• **Your assignment**: Here the job is to retype the data word for word while leaving the pictures aside.

• **Data items**:

↓

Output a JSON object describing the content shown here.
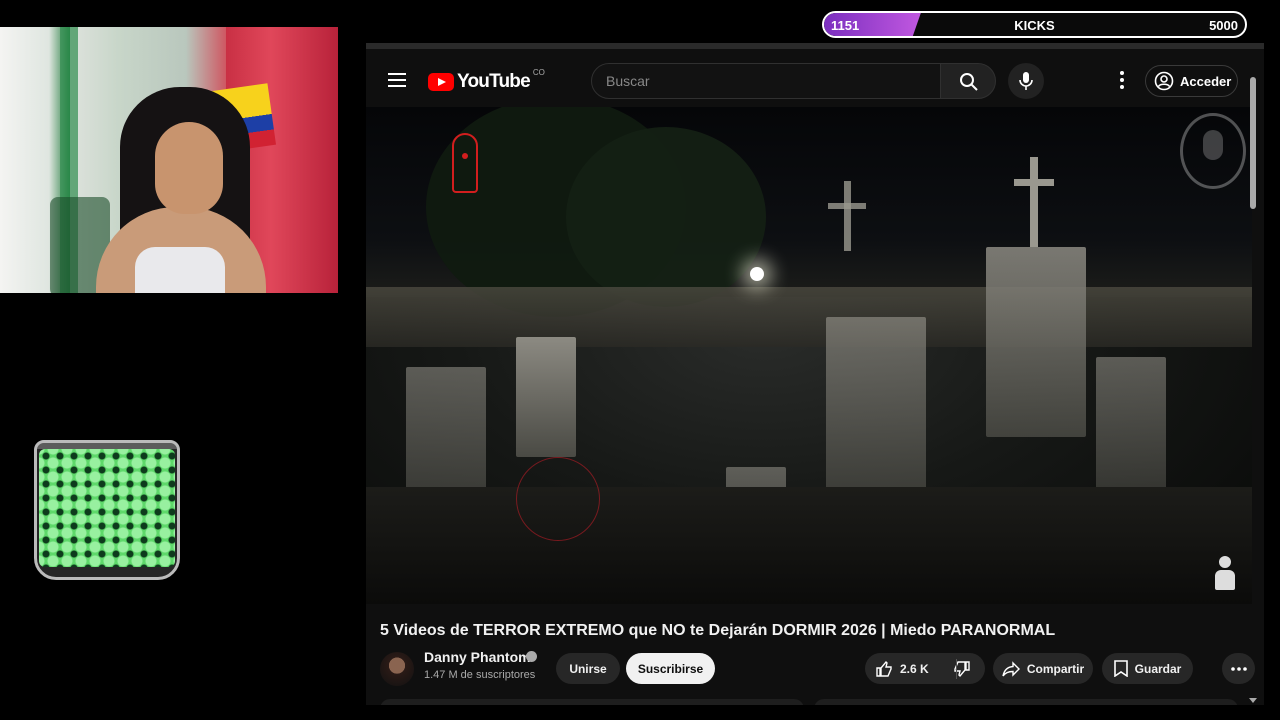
{
  "kicks": {
    "current": "1151",
    "label": "KICKS",
    "goal": "5000",
    "progress": 0.23
  },
  "youtube": {
    "logo_text": "YouTube",
    "country_code": "CO",
    "search_placeholder": "Buscar",
    "signin_label": "Acceder",
    "video": {
      "title": "5 Videos de TERROR EXTREMO que NO te Dejarán DORMIR 2026 | Miedo PARANORMAL"
    },
    "channel": {
      "name": "Danny Phantom",
      "subscribers": "1.47 M de suscriptores",
      "join_label": "Unirse",
      "subscribe_label": "Suscribirse"
    },
    "actions": {
      "likes": "2.6 K",
      "share_label": "Compartir",
      "save_label": "Guardar"
    }
  },
  "colors": {
    "accent_purple": "#a945d6",
    "youtube_red": "#ff0000",
    "background": "#0f0f0f"
  }
}
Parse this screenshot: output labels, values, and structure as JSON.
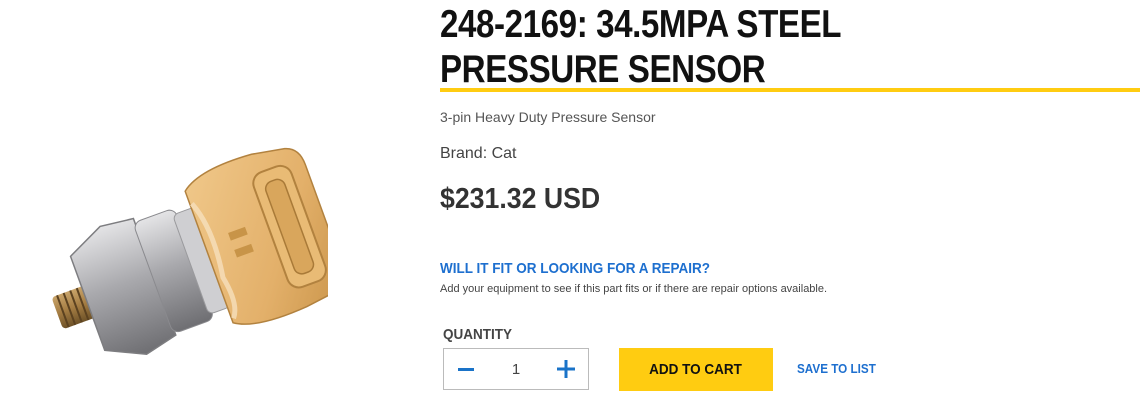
{
  "product": {
    "title": "248-2169: 34.5MPA STEEL PRESSURE SENSOR",
    "subtitle": "3-pin Heavy Duty Pressure Sensor",
    "brand": "Brand: Cat",
    "price": "$231.32 USD",
    "image_icon": "pressure-sensor-image"
  },
  "fit": {
    "link_label": "WILL IT FIT OR LOOKING FOR A REPAIR?",
    "description": "Add your equipment to see if this part fits or if there are repair options available."
  },
  "purchase": {
    "quantity_label": "QUANTITY",
    "quantity_value": "1",
    "decrement_icon": "minus-icon",
    "increment_icon": "plus-icon",
    "add_to_cart_label": "ADD TO CART",
    "save_to_list_label": "SAVE TO LIST"
  },
  "colors": {
    "accent_yellow": "#ffcc11",
    "link_blue": "#1d6fcf",
    "stepper_icon_blue": "#1a73c8"
  }
}
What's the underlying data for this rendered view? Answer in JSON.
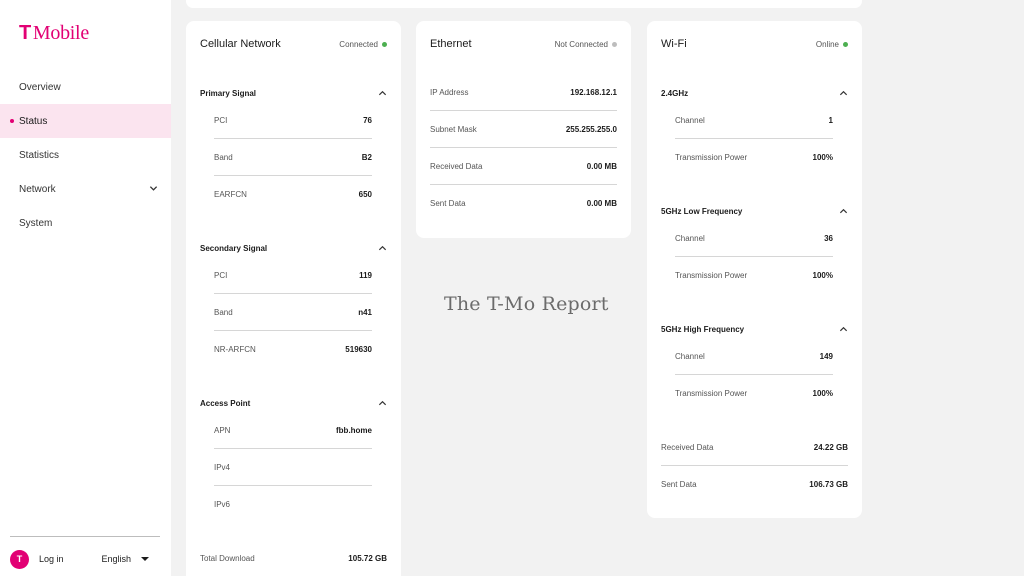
{
  "brand": {
    "glyph": "T",
    "name": "Mobile",
    "accent": "#e20074"
  },
  "sidebar": {
    "items": [
      {
        "label": "Overview"
      },
      {
        "label": "Status",
        "active": true
      },
      {
        "label": "Statistics"
      },
      {
        "label": "Network",
        "icon": "chevron-down-icon"
      },
      {
        "label": "System"
      }
    ],
    "login": {
      "avatar_glyph": "T",
      "label": "Log in"
    },
    "language": {
      "selected": "English"
    }
  },
  "cellular": {
    "title": "Cellular Network",
    "status": "Connected",
    "status_color": "#4caf50",
    "primary": {
      "title": "Primary Signal",
      "rows": [
        {
          "label": "PCI",
          "value": "76"
        },
        {
          "label": "Band",
          "value": "B2"
        },
        {
          "label": "EARFCN",
          "value": "650"
        }
      ]
    },
    "secondary": {
      "title": "Secondary Signal",
      "rows": [
        {
          "label": "PCI",
          "value": "119"
        },
        {
          "label": "Band",
          "value": "n41"
        },
        {
          "label": "NR-ARFCN",
          "value": "519630"
        }
      ]
    },
    "access_point": {
      "title": "Access Point",
      "rows": [
        {
          "label": "APN",
          "value": "fbb.home"
        },
        {
          "label": "IPv4",
          "value": ""
        },
        {
          "label": "IPv6",
          "value": ""
        }
      ]
    },
    "total_download": {
      "label": "Total Download",
      "value": "105.72 GB"
    }
  },
  "ethernet": {
    "title": "Ethernet",
    "status": "Not Connected",
    "status_color": "#bdbdbd",
    "rows": [
      {
        "label": "IP Address",
        "value": "192.168.12.1"
      },
      {
        "label": "Subnet Mask",
        "value": "255.255.255.0"
      },
      {
        "label": "Received Data",
        "value": "0.00 MB"
      },
      {
        "label": "Sent Data",
        "value": "0.00 MB"
      }
    ]
  },
  "wifi": {
    "title": "Wi-Fi",
    "status": "Online",
    "status_color": "#4caf50",
    "band_24": {
      "title": "2.4GHz",
      "rows": [
        {
          "label": "Channel",
          "value": "1"
        },
        {
          "label": "Transmission Power",
          "value": "100%"
        }
      ]
    },
    "band_5_low": {
      "title": "5GHz Low Frequency",
      "rows": [
        {
          "label": "Channel",
          "value": "36"
        },
        {
          "label": "Transmission Power",
          "value": "100%"
        }
      ]
    },
    "band_5_high": {
      "title": "5GHz High Frequency",
      "rows": [
        {
          "label": "Channel",
          "value": "149"
        },
        {
          "label": "Transmission Power",
          "value": "100%"
        }
      ]
    },
    "received": {
      "label": "Received Data",
      "value": "24.22 GB"
    },
    "sent": {
      "label": "Sent Data",
      "value": "106.73 GB"
    }
  },
  "watermark": "The T-Mo Report"
}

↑

• **Response to this task**:
Output a JSON object describing the content shown here.
{
  "kicks": {
    "current": "1151",
    "label": "KICKS",
    "goal": "5000",
    "progress": 0.23
  },
  "youtube": {
    "logo_text": "YouTube",
    "country_code": "CO",
    "search_placeholder": "Buscar",
    "signin_label": "Acceder",
    "video": {
      "title": "5 Videos de TERROR EXTREMO que NO te Dejarán DORMIR 2026 | Miedo PARANORMAL"
    },
    "channel": {
      "name": "Danny Phantom",
      "subscribers": "1.47 M de suscriptores",
      "join_label": "Unirse",
      "subscribe_label": "Suscribirse"
    },
    "actions": {
      "likes": "2.6 K",
      "share_label": "Compartir",
      "save_label": "Guardar"
    }
  },
  "colors": {
    "accent_purple": "#a945d6",
    "youtube_red": "#ff0000",
    "background": "#0f0f0f"
  }
}
Parse this screenshot: output labels, values, and structure as JSON.
{
  "product": {
    "title": "248-2169: 34.5MPA STEEL PRESSURE SENSOR",
    "subtitle": "3-pin Heavy Duty Pressure Sensor",
    "brand": "Brand: Cat",
    "price": "$231.32 USD",
    "image_icon": "pressure-sensor-image"
  },
  "fit": {
    "link_label": "WILL IT FIT OR LOOKING FOR A REPAIR?",
    "description": "Add your equipment to see if this part fits or if there are repair options available."
  },
  "purchase": {
    "quantity_label": "QUANTITY",
    "quantity_value": "1",
    "decrement_icon": "minus-icon",
    "increment_icon": "plus-icon",
    "add_to_cart_label": "ADD TO CART",
    "save_to_list_label": "SAVE TO LIST"
  },
  "colors": {
    "accent_yellow": "#ffcc11",
    "link_blue": "#1d6fcf",
    "stepper_icon_blue": "#1a73c8"
  }
}
What's the underlying data for this rendered view? Answer in JSON.
{
  "brand": {
    "glyph": "T",
    "name": "Mobile",
    "accent": "#e20074"
  },
  "sidebar": {
    "items": [
      {
        "label": "Overview"
      },
      {
        "label": "Status",
        "active": true
      },
      {
        "label": "Statistics"
      },
      {
        "label": "Network",
        "icon": "chevron-down-icon"
      },
      {
        "label": "System"
      }
    ],
    "login": {
      "avatar_glyph": "T",
      "label": "Log in"
    },
    "language": {
      "selected": "English"
    }
  },
  "cellular": {
    "title": "Cellular Network",
    "status": "Connected",
    "status_color": "#4caf50",
    "primary": {
      "title": "Primary Signal",
      "rows": [
        {
          "label": "PCI",
          "value": "76"
        },
        {
          "label": "Band",
          "value": "B2"
        },
        {
          "label": "EARFCN",
          "value": "650"
        }
      ]
    },
    "secondary": {
      "title": "Secondary Signal",
      "rows": [
        {
          "label": "PCI",
          "value": "119"
        },
        {
          "label": "Band",
          "value": "n41"
        },
        {
          "label": "NR-ARFCN",
          "value": "519630"
        }
      ]
    },
    "access_point": {
      "title": "Access Point",
      "rows": [
        {
          "label": "APN",
          "value": "fbb.home"
        },
        {
          "label": "IPv4",
          "value": ""
        },
        {
          "label": "IPv6",
          "value": ""
        }
      ]
    },
    "total_download": {
      "label": "Total Download",
      "value": "105.72 GB"
    }
  },
  "ethernet": {
    "title": "Ethernet",
    "status": "Not Connected",
    "status_color": "#bdbdbd",
    "rows": [
      {
        "label": "IP Address",
        "value": "192.168.12.1"
      },
      {
        "label": "Subnet Mask",
        "value": "255.255.255.0"
      },
      {
        "label": "Received Data",
        "value": "0.00 MB"
      },
      {
        "label": "Sent Data",
        "value": "0.00 MB"
      }
    ]
  },
  "wifi": {
    "title": "Wi-Fi",
    "status": "Online",
    "status_color": "#4caf50",
    "band_24": {
      "title": "2.4GHz",
      "rows": [
        {
          "label": "Channel",
          "value": "1"
        },
        {
          "label": "Transmission Power",
          "value": "100%"
        }
      ]
    },
    "band_5_low": {
      "title": "5GHz Low Frequency",
      "rows": [
        {
          "label": "Channel",
          "value": "36"
        },
        {
          "label": "Transmission Power",
          "value": "100%"
        }
      ]
    },
    "band_5_high": {
      "title": "5GHz High Frequency",
      "rows": [
        {
          "label": "Channel",
          "value": "149"
        },
        {
          "label": "Transmission Power",
          "value": "100%"
        }
      ]
    },
    "received": {
      "label": "Received Data",
      "value": "24.22 GB"
    },
    "sent": {
      "label": "Sent Data",
      "value": "106.73 GB"
    }
  },
  "watermark": "The T-Mo Report"
}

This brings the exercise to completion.